__Instructions for the task__: Would you copy each line of the records that includes the word "allá"?

(Data records for software interfaces)
==================================================

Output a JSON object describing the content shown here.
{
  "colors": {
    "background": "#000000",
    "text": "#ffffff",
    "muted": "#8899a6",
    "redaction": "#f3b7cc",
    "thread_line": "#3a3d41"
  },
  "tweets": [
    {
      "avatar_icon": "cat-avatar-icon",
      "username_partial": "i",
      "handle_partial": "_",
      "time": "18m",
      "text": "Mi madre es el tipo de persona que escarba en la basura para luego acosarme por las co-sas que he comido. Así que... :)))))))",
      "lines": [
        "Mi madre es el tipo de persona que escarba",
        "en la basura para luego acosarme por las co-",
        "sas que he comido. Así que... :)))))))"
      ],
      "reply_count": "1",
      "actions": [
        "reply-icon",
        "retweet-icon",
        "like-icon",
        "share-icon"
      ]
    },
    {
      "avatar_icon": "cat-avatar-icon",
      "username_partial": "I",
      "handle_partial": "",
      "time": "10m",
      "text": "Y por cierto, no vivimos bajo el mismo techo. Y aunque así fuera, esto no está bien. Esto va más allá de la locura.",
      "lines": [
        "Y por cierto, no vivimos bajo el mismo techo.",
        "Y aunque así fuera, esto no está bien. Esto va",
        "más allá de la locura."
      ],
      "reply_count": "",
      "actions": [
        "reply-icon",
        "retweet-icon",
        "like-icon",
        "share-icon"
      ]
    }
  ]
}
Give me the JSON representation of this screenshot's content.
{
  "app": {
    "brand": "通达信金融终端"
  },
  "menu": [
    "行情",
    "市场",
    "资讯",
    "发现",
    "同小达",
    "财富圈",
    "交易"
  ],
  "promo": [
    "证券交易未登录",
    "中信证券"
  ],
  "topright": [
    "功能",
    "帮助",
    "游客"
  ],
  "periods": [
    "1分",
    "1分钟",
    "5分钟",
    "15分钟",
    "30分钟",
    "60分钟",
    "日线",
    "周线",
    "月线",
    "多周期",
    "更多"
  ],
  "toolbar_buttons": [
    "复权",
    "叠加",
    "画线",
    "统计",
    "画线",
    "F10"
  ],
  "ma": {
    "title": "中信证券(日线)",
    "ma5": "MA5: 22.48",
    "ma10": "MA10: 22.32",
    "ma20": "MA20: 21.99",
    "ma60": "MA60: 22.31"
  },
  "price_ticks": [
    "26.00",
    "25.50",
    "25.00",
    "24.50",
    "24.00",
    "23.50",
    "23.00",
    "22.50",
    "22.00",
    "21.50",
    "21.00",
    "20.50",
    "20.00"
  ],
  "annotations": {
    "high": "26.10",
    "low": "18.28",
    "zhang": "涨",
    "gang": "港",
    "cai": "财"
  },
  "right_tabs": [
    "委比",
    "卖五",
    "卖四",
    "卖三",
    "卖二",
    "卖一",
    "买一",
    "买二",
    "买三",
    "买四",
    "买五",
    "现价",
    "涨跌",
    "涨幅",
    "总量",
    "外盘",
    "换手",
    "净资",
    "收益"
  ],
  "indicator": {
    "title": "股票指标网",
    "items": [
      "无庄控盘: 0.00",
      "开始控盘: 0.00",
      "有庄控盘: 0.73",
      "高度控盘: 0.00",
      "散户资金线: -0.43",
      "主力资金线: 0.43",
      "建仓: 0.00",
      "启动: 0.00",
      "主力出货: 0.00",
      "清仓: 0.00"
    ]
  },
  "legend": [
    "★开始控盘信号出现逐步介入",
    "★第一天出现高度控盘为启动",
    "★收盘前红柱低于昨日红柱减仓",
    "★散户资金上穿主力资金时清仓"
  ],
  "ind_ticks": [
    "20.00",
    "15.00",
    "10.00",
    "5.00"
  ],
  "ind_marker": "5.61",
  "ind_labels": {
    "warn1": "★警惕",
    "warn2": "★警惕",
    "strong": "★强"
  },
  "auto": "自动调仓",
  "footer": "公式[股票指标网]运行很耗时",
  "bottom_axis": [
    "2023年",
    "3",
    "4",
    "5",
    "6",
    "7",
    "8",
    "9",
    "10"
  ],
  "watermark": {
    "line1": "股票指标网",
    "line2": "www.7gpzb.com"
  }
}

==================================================

__Task result__:
      "text": "Y por cierto, no vivimos bajo el mismo techo. Y aunque así fuera, esto no está bien. Esto va más allá de la locura.",
        "más allá de la locura."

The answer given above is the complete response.